In the realm of scientific advancements, RNA interference (RNAi) technology has emerged as a powerful tool in the field of gene regulation. It holds immense promise for understanding gene function, exploring therapeutic interventions, and advancing precision medicine. RNAi, with its ability to selectively silence specific genes, has revolutionized our understanding of cellular processes and has the potential to reshape various aspects of biomedical research. This article aims to provide an overview of RNAi technology, its mechanism of action, applications, and future prospects.
Understanding RNA Interference (RNAi)
RNA interference is a biological process that regulates gene expression by suppressing the translation or degradation of specific mRNA molecules. It was first discovered in the late 1990s and subsequently recognized as a conserved mechanism present in many organisms, including plants, animals, and humans. RNAi is mediated by small RNA molecules, primarily small interfering RNAs (siRNAs) or microRNAs (miRNAs), which guide the gene silencing process.
Mechanism of Action
The RNAi pathway involves a sequence of events initiated by the introduction of double-stranded RNA (dsRNA) into the cell. The dsRNA is processed by an enzyme called Dicer, which cleaves it into small RNA fragments, typically 21-23 nucleotides in length. These small RNA fragments are then incorporated into the RNA-induced silencing complex (RISC). Within the RISC complex, one strand of the small RNA, known as the guide strand, directs the RISC to target specific mRNA molecules. The guide strand binds to the complementary region of the mRNA, leading to mRNA degradation or translational repression, ultimately resulting in the downregulation of the corresponding gene.
Applications of RNAi Technology
1. Functional Genomics: RNAi technology has significantly contributed to the identification and validation of gene function. By selectively silencing specific genes, researchers can observe the phenotypic effects, allowing for a deeper understanding of gene involvement in various biological processes.
2. Therapeutic Potential: RNAi-based therapeutics have shown promise in treating various diseases, including viral infections, cancers, genetic disorders, and neurodegenerative diseases. By targeting disease-causing genes or viral RNA, RNAi therapeutics have the potential to provide precise and personalized treatments with minimal off-target effects.
3. Agriculture and Pest Control: RNAi has been employed to develop genetically modified crops with enhanced resistance to pests or improved nutritional content. By targeting specific genes in pests, RNAi can be used as a potent tool in pest control, reducing the need for harmful chemical pesticides.
Challenges and Future Prospects
Despite the immense potential of RNAi technology, several challenges need to be addressed for its wider application. Delivery of siRNAs or miRNAs to specific target tissues and cells remains a significant hurdle. Off-target effects and potential immune responses also require careful consideration. However, ongoing research and advancements in delivery systems, such as nanoparticles and viral vectors, hold promise for overcoming these challenges.

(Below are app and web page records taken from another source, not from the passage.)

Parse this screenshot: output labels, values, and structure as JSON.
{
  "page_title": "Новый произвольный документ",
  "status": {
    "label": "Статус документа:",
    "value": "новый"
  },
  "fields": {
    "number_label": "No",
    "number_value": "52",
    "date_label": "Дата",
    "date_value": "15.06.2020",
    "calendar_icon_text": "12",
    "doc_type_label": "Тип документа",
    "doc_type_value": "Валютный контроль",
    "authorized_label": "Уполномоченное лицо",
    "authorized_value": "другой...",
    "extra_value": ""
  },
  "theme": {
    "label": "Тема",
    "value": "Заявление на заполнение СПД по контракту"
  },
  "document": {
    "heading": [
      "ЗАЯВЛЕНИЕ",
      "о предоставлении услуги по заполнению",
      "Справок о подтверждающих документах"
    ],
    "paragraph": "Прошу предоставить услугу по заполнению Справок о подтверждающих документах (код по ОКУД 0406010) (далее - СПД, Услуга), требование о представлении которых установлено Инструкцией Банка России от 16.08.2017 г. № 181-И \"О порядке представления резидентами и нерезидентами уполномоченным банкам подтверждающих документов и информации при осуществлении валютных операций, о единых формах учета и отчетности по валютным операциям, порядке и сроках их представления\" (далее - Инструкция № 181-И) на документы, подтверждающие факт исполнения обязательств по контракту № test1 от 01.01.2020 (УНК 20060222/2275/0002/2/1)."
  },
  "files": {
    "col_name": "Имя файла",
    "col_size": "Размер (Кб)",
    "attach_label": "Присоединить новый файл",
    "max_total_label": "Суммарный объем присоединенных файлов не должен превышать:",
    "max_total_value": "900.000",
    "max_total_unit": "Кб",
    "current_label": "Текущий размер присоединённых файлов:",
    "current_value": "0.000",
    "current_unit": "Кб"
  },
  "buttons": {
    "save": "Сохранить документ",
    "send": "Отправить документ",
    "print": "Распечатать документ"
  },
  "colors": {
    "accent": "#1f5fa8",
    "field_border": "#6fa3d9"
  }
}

Looking ahead, the future of RNAi technology appears promising. As we unravel the complexities of gene regulation and refine the delivery systems, RNAi has the potential to revolutionize precision medicine, enabling targeted therapies tailored to an individual’s genetic makeup. Additionally, the continuous exploration of RNAi mechanisms in various organisms may uncover novel insights into gene regulation and expand the possibilities for scientific discoveries.
RNA interference (RNAi) technology has emerged as a groundbreaking tool in gene regulation. Its ability to selectively silence specific genes has revolutionized our understanding of cellular processes and opened doors to new therapeutic avenues. As research and development efforts continue, RNAi holds immense promise for functional genomics, precision medicine, and agricultural applications. With ongoing advancements and overcoming challenges, RNAi technology is poised to shape the future of biological research and pave the way for transformative medical interventions.